However, federal agents suspect Zazi received the notes via e-mail.

Authorities said they found images of the notes in two e-mail accounts with similar passwords. One of the accounts has a nine-digit password that is identical to the password for an e-mail account that Zazi told investigators this week was his, the affidavit said.

Authorities suspected Zazi controls both e-mail accounts that received copies of the handwritten notes, according to the affidavit.

An arrest warrant affidavit says FBI agents intercepted a phone conversation around Sept. 11 in which Afzali, a legal permanent resident from Afghanistan, told Zazi that he had spoken with authorities.

“I was exposed to something yesterday from the authorities. And they came to ask me about your characters.
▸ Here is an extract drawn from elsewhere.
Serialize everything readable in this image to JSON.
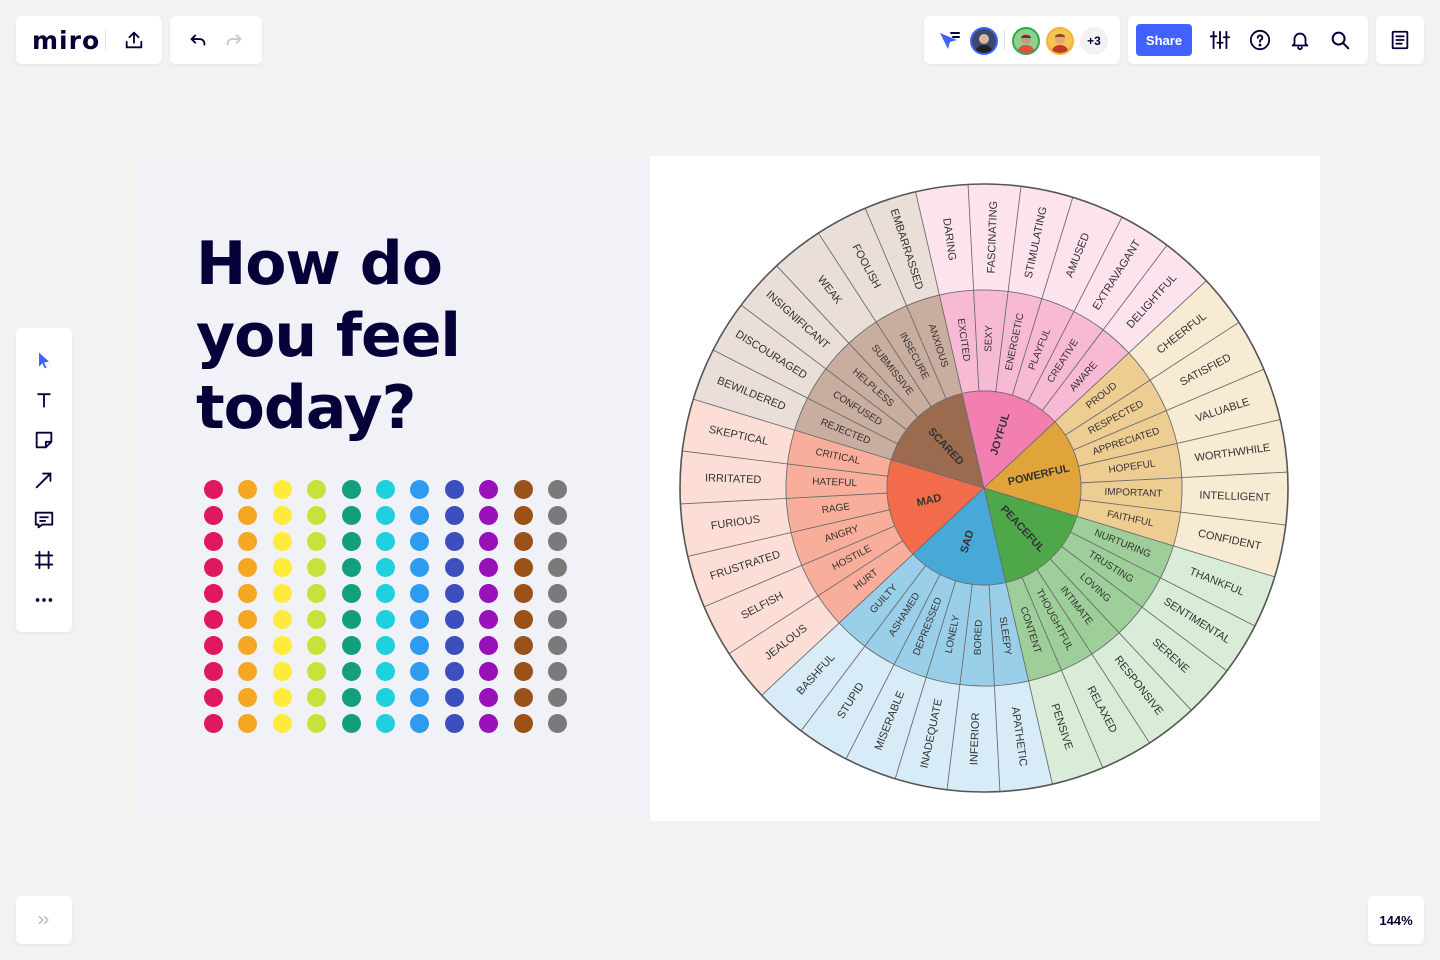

They asked me about you guys,” Afzali told Zazi, according to the affidavit.

However, Afzali allegedly lied to authorities about that conversation when federal agents asked him about it Thursday, according to the affidavit.

The department says Mohammed Zazi, a naturalized U.S. citizen who was interviewed last week by the FBI, lied when asked if he knew anyone by the name of Afzali and said he didn’t. The FBI said it had wiretapped a conversation between Mohammed Zazi and Afzali during Najibullah Zazi’s visit to New York.

Wendy Aiello, a spokeswoman for Zazi’s defense team, says Zazi and his father were taken to FBI headquarters in Denver.

Zazi had been scheduled to go to the Federal Building in Denver on Saturday for a fourth straight day of FBI questioning. However, the meeting was canceled so Zazi could meet with his attorney, Aiello said.

The FBI searched Zazi’s apartment and his uncle and aunt’s home last week in suburban Denver. Authorities have not said what they found.

On Monday, FBI agents and police officers with search warrants seeking bomb materials searched three apartments and questioned residents in the Queens neighborhood where Zazi stayed.

Zazi was born in Afghanistan in 1985, moved to Pakistan at age 7 and emigrated to the United States in 1999. He returned to Pakistan in 2007 and 2008 to visit his wife, according to Folsom.

At the Masjid Hazrat Abu Bakr in Queens, Zakir Khan said he had seen Zazi praying at the mosque recently, after not seeing him there for about a year. Zazi told him he was back in the city to get his coffee truck and take it back to Colorado. Zazi spoke to Khan about his hopes of one day opening a limo business.

Zazi’s arrest “came as a surprise, he just works seven days in the coffee truck,” said Kahn, who was among the Muslim worshippers marking the end of Ramadan on Sunday